■ Problem: Reproduce the records below exactly as given.

■ Information provided:
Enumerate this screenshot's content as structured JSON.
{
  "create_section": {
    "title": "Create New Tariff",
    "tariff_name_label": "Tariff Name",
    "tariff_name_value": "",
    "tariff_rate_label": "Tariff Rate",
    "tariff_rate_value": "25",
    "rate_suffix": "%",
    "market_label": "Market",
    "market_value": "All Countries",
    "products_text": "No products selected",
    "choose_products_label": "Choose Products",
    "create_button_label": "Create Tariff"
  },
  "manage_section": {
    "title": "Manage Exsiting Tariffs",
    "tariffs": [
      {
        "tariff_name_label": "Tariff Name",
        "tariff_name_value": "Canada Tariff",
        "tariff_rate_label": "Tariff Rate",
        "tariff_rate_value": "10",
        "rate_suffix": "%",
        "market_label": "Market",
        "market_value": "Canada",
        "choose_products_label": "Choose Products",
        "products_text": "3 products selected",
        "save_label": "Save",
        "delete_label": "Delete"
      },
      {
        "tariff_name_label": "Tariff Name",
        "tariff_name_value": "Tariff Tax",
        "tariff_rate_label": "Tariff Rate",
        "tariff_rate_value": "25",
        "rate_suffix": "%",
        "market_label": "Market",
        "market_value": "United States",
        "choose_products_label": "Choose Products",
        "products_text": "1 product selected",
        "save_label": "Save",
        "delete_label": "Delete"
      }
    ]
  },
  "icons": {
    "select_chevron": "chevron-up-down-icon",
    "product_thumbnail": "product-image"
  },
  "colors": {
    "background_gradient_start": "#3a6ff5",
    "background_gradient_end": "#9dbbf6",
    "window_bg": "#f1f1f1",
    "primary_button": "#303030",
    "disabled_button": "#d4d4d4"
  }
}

■ Response to this exercise:
Enumerate this screenshot's content as structured JSON.
{
  "create_section": {
    "title": "Create New Tariff",
    "tariff_name_label": "Tariff Name",
    "tariff_name_value": "",
    "tariff_rate_label": "Tariff Rate",
    "tariff_rate_value": "25",
    "rate_suffix": "%",
    "market_label": "Market",
    "market_value": "All Countries",
    "products_text": "No products selected",
    "choose_products_label": "Choose Products",
    "create_button_label": "Create Tariff"
  },
  "manage_section": {
    "title": "Manage Exsiting Tariffs",
    "tariffs": [
      {
        "tariff_name_label": "Tariff Name",
        "tariff_name_value": "Canada Tariff",
        "tariff_rate_label": "Tariff Rate",
        "tariff_rate_value": "10",
        "rate_suffix": "%",
        "market_label": "Market",
        "market_value": "Canada",
        "choose_products_label": "Choose Products",
        "products_text": "3 products selected",
        "save_label": "Save",
        "delete_label": "Delete"
      },
      {
        "tariff_name_label": "Tariff Name",
        "tariff_name_value": "Tariff Tax",
        "tariff_rate_label": "Tariff Rate",
        "tariff_rate_value": "25",
        "rate_suffix": "%",
        "market_label": "Market",
        "market_value": "United States",
        "choose_products_label": "Choose Products",
        "products_text": "1 product selected",
        "save_label": "Save",
        "delete_label": "Delete"
      }
    ]
  },
  "icons": {
    "select_chevron": "chevron-up-down-icon",
    "product_thumbnail": "product-image"
  },
  "colors": {
    "background_gradient_start": "#3a6ff5",
    "background_gradient_end": "#9dbbf6",
    "window_bg": "#f1f1f1",
    "primary_button": "#303030",
    "disabled_button": "#d4d4d4"
  }
}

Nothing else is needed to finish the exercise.